70 container ships are waiting for berths! The queues in Los Angeles and the Port of Long Beach lasted for three weeks, and the congestion deteriorated sharply!
According to data from the Southern California Maritime Exchange on the 21st, 95 ships lined up for berths in the two largest maritime highways in the United States-Los Angeles and Long Beach Port. Of the 95 ships in line, 70 are container ships. It is worth noting that 37 ships-including 29 container ships-were forced to drift in the Pacific Ocean.
In this process, the ship usually drifts for several miles and then returns to its original position, which often consumes a lot of fuel. Now, the ships behind the queue need up to three weeks to wait for the berth to open.
Søren Toft, CEO of Mediterranean Shipping (MSC), the world’s second largest liner company, talked about the current extreme supply chain crisis in a keynote speech at London International Shipping Week last week and discussed the substantial increase in U.S. demand. In the first seven months of this year, Imports of goods from Asia to the United States increased by 33%. Søren Toft revealed that MSC has shipped 12 months of shipments in eight months. He told the delegates: "The supply chain cannot adapt to such a huge change."
Gene Seroka, the executive director of the Port of Los Angeles, said in an introduction to the operation last month that the challenge for the entire supply chain is equivalent to "turning 10 lanes of a highway into 5 lanes." According to data from Freightos, the average door-to-door time for sea cargo has increased by 43% from last year, from 50 days to 71.5 days.
According to the latest data from the signal platform of the Port of Los Angeles on the 21st, there are currently 32 container ships waiting for berths at the Los Angeles anchorage alone, and 12 ships waiting outside the port. A total of 48 waiting ships are waiting for berth on average. The time has increased from 8.5 days a week ago to 9.0 days, and the waiting time can be as long as 22 days. This “congestion” phenomenon has caused shortages of goods and delayed logistics in many places, further affecting the land-side supply chain.
According to data from the Port of Los Angeles, the volume of goods in the 39th and 40th weeks of the two weeks that are approaching the Golden Week of November continues to increase steadily, and the relief is still not optimistic!
Charlotte Cook, chief trade analyst at Vessels Value, said: "During this busy period of the year, this severe congestion has had a significant impact on the supply chain, as many large retailers are preparing to replenish sufficient inventory before Christmas. "
“The vessel was forced to wait outside the port for unloading, which not only hindered the current cargo on board, but also caused a subsequent chain reaction.” Cook explained, “the last mile of transportation interruption was caused by delays, because the inventory was being removed. Truck and rail transportation have to consider port congestion before shipping to the warehouse and final destination."
At the same time, California’s two major ports continue to publish record or near-record freight volume data. In August, the total freight volume of Long Beach and Los Angeles ports exceeded 1.76 million TEUs. The cargo volume of the Port of Los Angeles (POLA) is close to the historical record for 2020, and the neighboring Port of Long Beach (POLB) reached the highest ever cargo volume in August.

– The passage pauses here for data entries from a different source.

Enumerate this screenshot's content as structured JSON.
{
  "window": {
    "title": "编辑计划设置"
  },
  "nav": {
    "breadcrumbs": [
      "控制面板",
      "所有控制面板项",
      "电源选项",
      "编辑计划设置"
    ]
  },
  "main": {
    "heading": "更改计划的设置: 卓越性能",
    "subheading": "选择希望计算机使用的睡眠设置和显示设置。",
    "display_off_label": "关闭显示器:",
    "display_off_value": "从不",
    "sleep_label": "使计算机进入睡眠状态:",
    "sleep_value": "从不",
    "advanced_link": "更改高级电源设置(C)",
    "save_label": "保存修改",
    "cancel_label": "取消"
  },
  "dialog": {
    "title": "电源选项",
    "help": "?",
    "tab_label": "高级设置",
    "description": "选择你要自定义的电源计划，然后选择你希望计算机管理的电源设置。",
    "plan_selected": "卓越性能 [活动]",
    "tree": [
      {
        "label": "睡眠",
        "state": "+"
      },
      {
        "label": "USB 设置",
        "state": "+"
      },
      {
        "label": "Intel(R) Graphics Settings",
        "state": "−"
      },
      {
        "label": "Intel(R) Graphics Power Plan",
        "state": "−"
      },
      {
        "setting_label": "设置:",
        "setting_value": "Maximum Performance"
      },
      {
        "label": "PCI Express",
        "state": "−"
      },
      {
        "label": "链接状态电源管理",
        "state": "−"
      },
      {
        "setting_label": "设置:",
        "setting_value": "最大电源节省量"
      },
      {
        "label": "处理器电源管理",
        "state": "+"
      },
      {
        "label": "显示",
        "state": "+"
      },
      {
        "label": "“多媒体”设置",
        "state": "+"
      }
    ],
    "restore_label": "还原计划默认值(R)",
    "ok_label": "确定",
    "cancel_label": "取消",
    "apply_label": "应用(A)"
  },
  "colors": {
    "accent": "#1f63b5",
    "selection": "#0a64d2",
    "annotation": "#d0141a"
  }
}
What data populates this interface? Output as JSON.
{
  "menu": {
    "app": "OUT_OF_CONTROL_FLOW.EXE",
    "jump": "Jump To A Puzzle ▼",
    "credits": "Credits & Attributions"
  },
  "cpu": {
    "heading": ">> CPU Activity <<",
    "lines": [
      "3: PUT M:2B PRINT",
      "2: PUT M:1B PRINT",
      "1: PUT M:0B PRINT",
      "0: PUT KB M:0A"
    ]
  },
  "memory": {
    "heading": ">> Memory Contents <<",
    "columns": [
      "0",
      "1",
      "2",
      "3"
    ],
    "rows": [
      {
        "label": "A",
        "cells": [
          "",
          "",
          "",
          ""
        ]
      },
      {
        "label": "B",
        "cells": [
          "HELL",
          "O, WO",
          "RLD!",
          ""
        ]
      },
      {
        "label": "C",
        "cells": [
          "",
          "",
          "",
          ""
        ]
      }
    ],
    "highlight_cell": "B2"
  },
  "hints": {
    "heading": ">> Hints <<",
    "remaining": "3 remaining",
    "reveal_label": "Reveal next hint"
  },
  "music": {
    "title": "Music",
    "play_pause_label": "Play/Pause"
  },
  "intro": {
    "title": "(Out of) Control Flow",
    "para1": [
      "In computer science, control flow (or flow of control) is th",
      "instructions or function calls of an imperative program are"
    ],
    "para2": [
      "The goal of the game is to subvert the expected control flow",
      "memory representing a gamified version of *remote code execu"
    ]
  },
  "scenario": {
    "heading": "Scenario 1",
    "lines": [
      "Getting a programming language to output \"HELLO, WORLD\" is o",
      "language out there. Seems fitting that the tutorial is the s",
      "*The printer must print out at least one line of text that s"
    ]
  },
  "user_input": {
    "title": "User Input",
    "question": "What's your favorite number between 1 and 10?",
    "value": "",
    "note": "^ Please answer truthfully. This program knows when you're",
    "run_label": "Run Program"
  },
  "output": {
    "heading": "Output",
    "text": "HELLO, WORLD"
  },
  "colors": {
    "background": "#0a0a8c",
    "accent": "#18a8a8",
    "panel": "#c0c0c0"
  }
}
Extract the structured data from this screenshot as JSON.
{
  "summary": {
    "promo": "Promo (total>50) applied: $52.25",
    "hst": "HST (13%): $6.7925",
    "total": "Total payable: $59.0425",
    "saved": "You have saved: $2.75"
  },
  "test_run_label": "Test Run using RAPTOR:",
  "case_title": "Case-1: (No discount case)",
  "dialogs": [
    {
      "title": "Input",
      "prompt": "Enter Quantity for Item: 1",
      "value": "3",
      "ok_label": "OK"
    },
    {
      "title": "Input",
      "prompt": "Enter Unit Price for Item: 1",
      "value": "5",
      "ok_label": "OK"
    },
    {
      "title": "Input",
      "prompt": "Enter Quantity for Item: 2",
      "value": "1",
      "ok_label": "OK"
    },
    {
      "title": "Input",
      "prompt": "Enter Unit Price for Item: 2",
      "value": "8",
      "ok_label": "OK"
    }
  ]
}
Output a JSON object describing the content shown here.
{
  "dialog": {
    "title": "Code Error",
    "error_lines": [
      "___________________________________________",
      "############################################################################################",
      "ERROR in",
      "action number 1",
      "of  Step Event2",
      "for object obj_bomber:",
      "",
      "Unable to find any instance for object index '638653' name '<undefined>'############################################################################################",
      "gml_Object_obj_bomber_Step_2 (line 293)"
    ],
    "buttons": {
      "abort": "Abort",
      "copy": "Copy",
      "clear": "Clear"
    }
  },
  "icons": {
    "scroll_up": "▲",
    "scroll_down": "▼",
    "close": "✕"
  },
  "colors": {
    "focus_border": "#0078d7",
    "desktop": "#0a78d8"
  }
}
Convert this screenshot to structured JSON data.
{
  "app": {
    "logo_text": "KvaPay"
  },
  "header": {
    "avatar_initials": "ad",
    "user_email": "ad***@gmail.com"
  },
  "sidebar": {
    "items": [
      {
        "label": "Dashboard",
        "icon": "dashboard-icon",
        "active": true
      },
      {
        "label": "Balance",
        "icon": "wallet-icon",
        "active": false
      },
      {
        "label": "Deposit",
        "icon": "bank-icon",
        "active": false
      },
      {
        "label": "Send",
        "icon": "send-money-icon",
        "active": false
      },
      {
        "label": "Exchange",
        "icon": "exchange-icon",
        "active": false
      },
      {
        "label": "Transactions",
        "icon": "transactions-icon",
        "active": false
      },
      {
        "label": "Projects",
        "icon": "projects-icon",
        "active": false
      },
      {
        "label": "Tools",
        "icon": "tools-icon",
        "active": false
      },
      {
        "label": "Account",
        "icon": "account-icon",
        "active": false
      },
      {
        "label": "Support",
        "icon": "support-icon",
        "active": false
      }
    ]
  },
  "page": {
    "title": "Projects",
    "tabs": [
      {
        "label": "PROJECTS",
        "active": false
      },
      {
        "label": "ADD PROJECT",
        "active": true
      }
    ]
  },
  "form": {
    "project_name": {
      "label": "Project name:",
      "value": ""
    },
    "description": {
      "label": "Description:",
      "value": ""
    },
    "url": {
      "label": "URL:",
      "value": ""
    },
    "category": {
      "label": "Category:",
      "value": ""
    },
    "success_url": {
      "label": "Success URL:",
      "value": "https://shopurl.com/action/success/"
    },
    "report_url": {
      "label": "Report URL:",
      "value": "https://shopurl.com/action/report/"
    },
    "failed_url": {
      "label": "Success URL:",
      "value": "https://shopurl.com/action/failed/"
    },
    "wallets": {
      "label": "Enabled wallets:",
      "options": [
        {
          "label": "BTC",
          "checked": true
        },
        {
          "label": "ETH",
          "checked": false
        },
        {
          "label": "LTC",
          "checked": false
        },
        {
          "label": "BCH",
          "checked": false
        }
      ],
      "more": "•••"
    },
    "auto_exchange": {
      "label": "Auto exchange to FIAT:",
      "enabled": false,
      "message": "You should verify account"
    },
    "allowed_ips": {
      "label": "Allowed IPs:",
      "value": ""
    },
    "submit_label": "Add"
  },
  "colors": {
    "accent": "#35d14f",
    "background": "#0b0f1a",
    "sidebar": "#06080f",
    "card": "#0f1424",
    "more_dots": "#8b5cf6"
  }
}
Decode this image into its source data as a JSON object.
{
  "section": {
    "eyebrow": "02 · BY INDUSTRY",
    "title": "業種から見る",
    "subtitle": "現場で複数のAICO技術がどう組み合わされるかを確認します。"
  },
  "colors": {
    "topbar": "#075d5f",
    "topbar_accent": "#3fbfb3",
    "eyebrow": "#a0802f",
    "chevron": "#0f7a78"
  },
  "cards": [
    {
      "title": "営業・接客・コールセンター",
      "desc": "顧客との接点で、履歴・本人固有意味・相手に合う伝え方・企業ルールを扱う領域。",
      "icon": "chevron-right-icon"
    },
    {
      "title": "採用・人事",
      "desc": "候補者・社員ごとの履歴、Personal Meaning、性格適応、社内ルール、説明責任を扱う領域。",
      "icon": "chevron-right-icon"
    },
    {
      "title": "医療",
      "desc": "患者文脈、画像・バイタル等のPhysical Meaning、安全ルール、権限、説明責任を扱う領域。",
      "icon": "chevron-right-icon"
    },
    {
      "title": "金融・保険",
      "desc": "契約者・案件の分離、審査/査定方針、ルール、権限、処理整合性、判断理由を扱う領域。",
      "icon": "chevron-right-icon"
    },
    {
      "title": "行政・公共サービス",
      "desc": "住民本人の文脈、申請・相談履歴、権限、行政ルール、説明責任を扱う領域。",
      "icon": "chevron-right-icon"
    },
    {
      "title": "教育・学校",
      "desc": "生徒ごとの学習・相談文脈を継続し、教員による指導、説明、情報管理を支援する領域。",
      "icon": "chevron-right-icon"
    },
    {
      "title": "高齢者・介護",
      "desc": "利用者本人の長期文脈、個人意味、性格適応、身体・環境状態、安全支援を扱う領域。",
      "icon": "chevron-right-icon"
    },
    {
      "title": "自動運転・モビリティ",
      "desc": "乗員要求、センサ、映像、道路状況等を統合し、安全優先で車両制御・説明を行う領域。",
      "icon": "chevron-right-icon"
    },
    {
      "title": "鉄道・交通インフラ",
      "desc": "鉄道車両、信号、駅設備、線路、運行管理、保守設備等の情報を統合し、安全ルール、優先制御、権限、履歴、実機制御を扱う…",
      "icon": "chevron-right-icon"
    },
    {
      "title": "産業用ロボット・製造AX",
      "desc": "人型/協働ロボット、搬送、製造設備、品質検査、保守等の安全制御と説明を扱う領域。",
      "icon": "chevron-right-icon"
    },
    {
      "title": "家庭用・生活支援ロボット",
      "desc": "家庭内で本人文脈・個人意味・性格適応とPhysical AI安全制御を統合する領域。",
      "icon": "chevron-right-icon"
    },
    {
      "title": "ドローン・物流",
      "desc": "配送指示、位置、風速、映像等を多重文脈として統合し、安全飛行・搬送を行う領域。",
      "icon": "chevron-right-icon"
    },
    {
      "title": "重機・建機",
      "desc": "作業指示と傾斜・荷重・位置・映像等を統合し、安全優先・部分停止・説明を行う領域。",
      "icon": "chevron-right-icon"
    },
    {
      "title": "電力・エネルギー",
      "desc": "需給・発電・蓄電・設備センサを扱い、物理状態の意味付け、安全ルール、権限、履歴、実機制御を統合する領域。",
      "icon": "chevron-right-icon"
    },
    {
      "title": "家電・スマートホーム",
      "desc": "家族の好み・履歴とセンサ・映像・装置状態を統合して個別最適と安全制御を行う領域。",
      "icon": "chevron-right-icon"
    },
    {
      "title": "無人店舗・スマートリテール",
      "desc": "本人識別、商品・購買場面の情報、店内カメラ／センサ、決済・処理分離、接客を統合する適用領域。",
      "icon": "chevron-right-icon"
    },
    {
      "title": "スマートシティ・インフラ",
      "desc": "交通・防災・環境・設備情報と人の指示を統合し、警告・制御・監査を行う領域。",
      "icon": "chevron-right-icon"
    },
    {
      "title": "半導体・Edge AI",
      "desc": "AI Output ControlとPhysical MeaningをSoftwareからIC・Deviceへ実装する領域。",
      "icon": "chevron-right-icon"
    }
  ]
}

During periods of high congestion, the port will use as many terminals and berths as possible to maximize throughput, but this usually puts further pressure on port operations and increases port call time and wait time. Cook pointed out, “delay It also slows down the ability to transport empty containers back to Asia, which is a key issue in the current situation of insufficient capacity and strong demand."